In such a competitive market for talent, many companies are finding it difficult to find the right staff for their needs. Ryszard believes that employees are the most valuable part of the business because they define the company’s success. “First, we provide opportunities to develop their expertise in innovative technological domains, and we allow people to transition from one group to another in case they are highly motivated to expand their knowledge,” he says.
“All engineering service suppliers in Poland like to work for Intel, so stability of the partnership is not a problem – what we care more about is efficiency of the collaboration.”
Innovation is a crucial concept for Ryszard and he is aware that for Intel to bring the most cutting-edge solutions to market, an environment of innovation has to be fostered at all levels of the business. “We adhere to the principle of tolerance to failure. Innovation is a challenge because we often enter unknown territory and sometimes things can go wrong,” he says. “We focus on employees learning from mistakes and treat it as a development. Of course, we don’t want these mistakes repeated continuously.”
Beyond the career development opportunities, employees are also able to seek a career outside Poland, depending on competences, business needs and the availability of job offers, as well being able to patent and publish in technical journals.
Every year, Intel introduces new platforms for different segments of the market, meaning that the engineering load can have large peaks throughout the year. Having strong relationships with strategic suppliers helps manage these peaks of required engineering bandwidth and optimise Intel spending.
“Suppliers are also helpful in the case where the generic solution from Intel requires some customisation but Intel resources are not available. We use help from suppliers to scale customisation efforts,” Ryszard reveals.

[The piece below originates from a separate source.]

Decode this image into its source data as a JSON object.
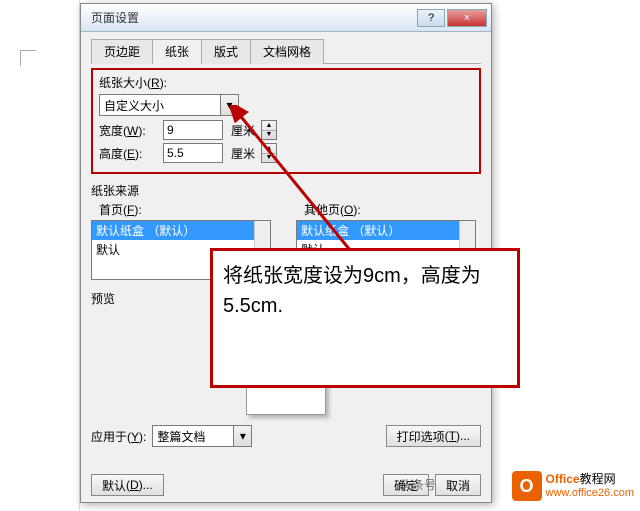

One of the benefits of being part of a global organisation is that Intel Poland is able to negotiate preferential prices for different geographies. In effect, an approved global supplier list is offered and, as a result, suppliers get more business in exchange for better cost structure and unified services. “All engineering service suppliers in Poland like to work for Intel, so stability of the partnership is not a problem – what we care more about is efficiency of the collaboration,” he adds.
“Joining Intel was in perfect alignment with what we’d done so far and created new opportunities to work on network processors and apply it to cellular networking, which was a new experience for me and my team. This has greatly extended the spectrum of our expertise,” he says.